Andy Pettitte had just delivered 7-1/3 sterling innings, but the Yankees found themselves tied with Orioles and in quite a jam Monday.
After striking out Matt Weiters to lead off the eighth, Pettitte allowed a single to Cesar Izturis and a double to Brian Roberts to put runners on second and third.
Joe Girardi went to lefthander Phil Coke with left-handed Nick Markakis and the defense responded by cutting down two runners at the plate to propel the Yankees to a 2-1 victory on Hideki Matsui's one-out, walk-off homer in the ninth at Yankee Stadium. The win was the Yankees' fourth in a row and moved them back into a tie for first with the Red Sox in the AL East.
The Yankees have gone 42-22 since Alex Rodriguez returned to the lineup on May 9.
Coke got Markakis to hit grounder to first baseman Mark Teixeira, who fielded the ball cleanly and fired home. Jose Molina caught the ball on the first base side, but was able to reach back across the plate in time to tag Izturis.
Then, Coke's first pitch to Adam Jones bounced in the dirt and squirted away from Molina. After hesitating just a split second, Roberts made a dash for the plate, but Coke got there in time to take the throw from Molina, apply the tag and keep the score knotted at 1.

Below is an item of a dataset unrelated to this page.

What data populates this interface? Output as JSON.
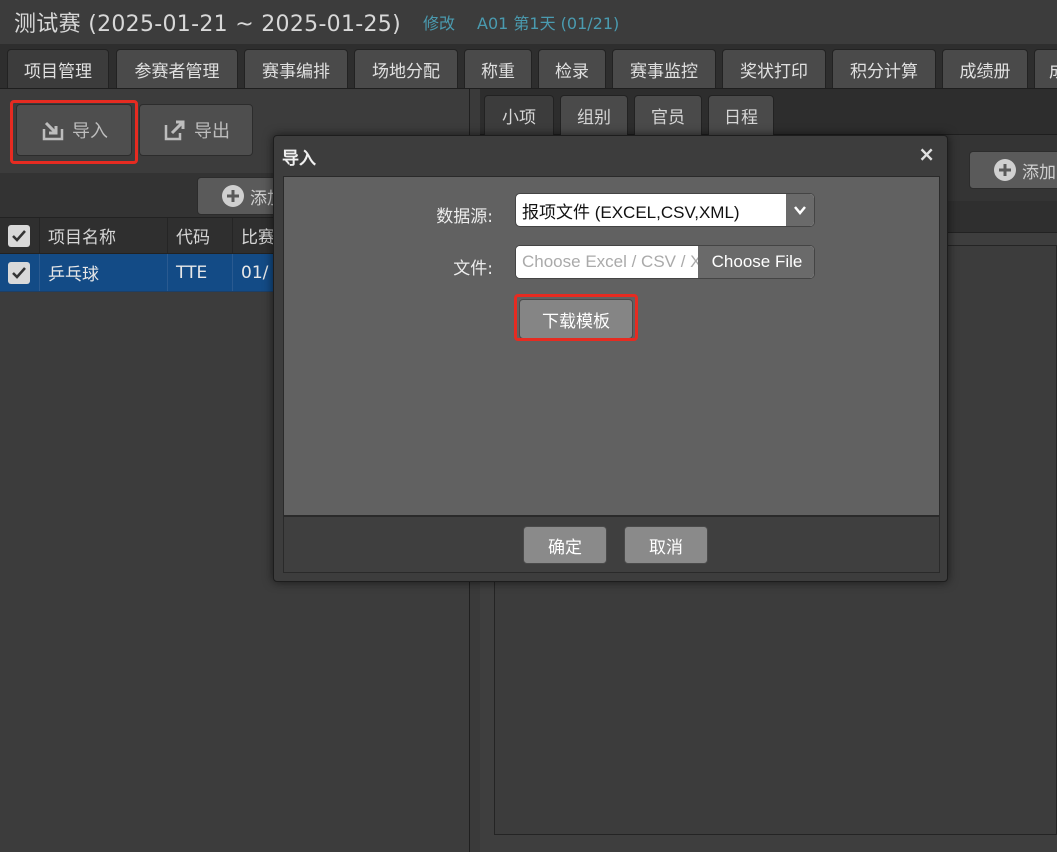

It's not often when defense makes such an obvious difference in a game, and after three games during which we've seen outfielders struggle with the sun in left, take bad routes to balls and get caught in-between on a sinking liner, it was great to seen the Yankees' defense come through in a huge moment. It preserved what was yet another strong outing from a Yankee starter in another delightful, though increasingly stressful, pitchers' duel.
Andy Pettitte struck out a season-high eight and allowed just one run -- a first-inning homer to Markakis -- on six hits and two walks, throwing a terrific 76 of 109 pitches for strikes. He worked out of a jam in the fifth and got double plays to escape the sixth and seventh. He looked like the old Pettitte.
The Yankees have now gotten a quality start in each of their four games since the All-Star break.
That they've won all four isn't a surprise. What is a surprise, though, is that they've need those kinds of efforts because the offense, which ranks first or second in most offensive categories, has gone cold, relying on homers to score.
Facing David Hernandez for the first time, the Yankees had a chance to knock the rookie about in the first inning, but couldn't get the clutch hit with runners in scoring position. They got three hits out of their first seven hitters, but scored just one run.
With one out, Johnny Damon singled and went to third on Teixeira's single, bringing up Alex Rodriguez. A-Rod, however, watched a third strike go by and after Matsui walked to load the bases, Robinson Cano flew out to left to end the threat.
Even though he's no longer in the fifth spot, big run-scoring situation still seem to find Cano.
Eric Hinske tied the score by leading off the second with a homer, but that would be the Yankees' last hit until the ninth, when Matsui took the first two pitches from Jim Johnson for ball and fouled off the next three before crushing the final pitch, a 95 mph fastball, into right center, giving the Yankees their ninth walk-off homer of the season.
And another shaving cream pie celebration.
Runners In Scoring Position
Since A-Rod's Return May 8
Vs. Red Sox
Tuesday vs. Orioles, 7:05 p.m., Local TV (check your listings).
Rich Hill (3-2, 7.22 ERA) vs. Sergio Mitre (No record)
If this game gets played, and that looks doubtful, the Yankees will try to catch lightning in a bottle, hoping Mitre becomes the next Aaron Small. Mitre is 10-23 in his major league career, but is 2-1 with a 2.40 ERA at Triple-A Scranton this year and is the Yankees best option at the moment. Chien-Ming Wang had a set back as he tries to recover from a shoulder strain and it is unlikely he'll be back by early August.
That means unless Mitre can show he can actually pitch well, the Yankees will be looking for a pitcher at the trade deadline -- just don't expect it to be Roy Halladay. Brian Cashman against reiterated that he is not willing to give up the farm for Halladay and that given the poor market for starting pitchers, he is more likely to try to find a reliever and move Alfredo Aceves into the rotation. Phil Hughes is expect to remain in the eighth-inning role where he has become dominant.
Keep an eye on the Reds here. They are four games under .500 and 5-1/2 games out of first. If they decided to give up the chase and become sellers, Bronson Arroyo might be a feasible option -- if the price is right.